Through its works with employee assessments and coaching sessions, the company gained some insights. One thing they discovered was that people can rise to the occasion when faced with a challenge but can maintain that “surge” status for about eight weeks before they become fatigued. The report said, “In fact, people appeared to thrive at the beginning of the pandemic but by July, around 12 weeks after the declaration of the pandemic, cognitive thriving was at its lowest point.”
The lesson here is that in times of disruption managers need to amp up their support of employees and encourage them to take time off to recharge once the initial surge passes.
This next lesson learned may come as a big surprise. “Effective communication is just as critical during routine work as it is during times of crisis,” the guide said. This is especially true when managers and employees are not face-to-face. Make sure both managers and employees have outlets for airing their ideas and giving and receiving feedback. Make sure everyone on the team is heard and feels comfortable expressing their opinions and sharing their ideas.

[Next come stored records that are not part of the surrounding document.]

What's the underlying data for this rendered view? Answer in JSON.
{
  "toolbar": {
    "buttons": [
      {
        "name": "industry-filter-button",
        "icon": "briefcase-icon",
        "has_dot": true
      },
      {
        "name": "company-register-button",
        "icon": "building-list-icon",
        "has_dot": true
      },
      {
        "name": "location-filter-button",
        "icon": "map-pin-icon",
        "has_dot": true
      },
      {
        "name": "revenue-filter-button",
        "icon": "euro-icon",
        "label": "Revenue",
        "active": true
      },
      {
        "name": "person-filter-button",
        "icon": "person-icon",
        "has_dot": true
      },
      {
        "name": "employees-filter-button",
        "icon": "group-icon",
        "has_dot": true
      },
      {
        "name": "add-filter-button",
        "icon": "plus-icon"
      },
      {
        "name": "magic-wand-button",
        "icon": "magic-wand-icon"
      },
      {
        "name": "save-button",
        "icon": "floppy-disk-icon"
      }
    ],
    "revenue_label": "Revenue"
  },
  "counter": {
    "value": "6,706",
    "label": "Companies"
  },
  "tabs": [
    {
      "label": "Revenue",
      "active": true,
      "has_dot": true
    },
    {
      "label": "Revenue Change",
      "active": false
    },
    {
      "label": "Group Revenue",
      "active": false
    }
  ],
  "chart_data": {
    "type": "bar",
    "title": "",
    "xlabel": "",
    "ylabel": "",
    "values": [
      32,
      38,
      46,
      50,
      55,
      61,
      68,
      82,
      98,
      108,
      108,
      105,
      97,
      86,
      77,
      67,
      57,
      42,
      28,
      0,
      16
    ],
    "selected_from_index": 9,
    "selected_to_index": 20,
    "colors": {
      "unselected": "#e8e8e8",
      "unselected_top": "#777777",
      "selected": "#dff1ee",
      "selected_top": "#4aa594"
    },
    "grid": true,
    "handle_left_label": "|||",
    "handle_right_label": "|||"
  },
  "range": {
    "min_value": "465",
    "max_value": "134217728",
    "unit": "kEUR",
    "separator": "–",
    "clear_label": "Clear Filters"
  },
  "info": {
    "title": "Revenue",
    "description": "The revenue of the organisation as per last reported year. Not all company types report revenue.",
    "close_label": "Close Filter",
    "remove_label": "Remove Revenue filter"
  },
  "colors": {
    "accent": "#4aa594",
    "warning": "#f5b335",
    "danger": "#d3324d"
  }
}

During 2020, more managers began focusing on the personal well-being of their employees as they recognized that a person’s mental health could have an effect on their performance at work. BetterUp does not expect this to change in the future because “there is a mental health revolution upon us, wherein it is becoming a more central concern to employees and employers.” Managers need to make sure they have resources available to support the well-being of people across the organization.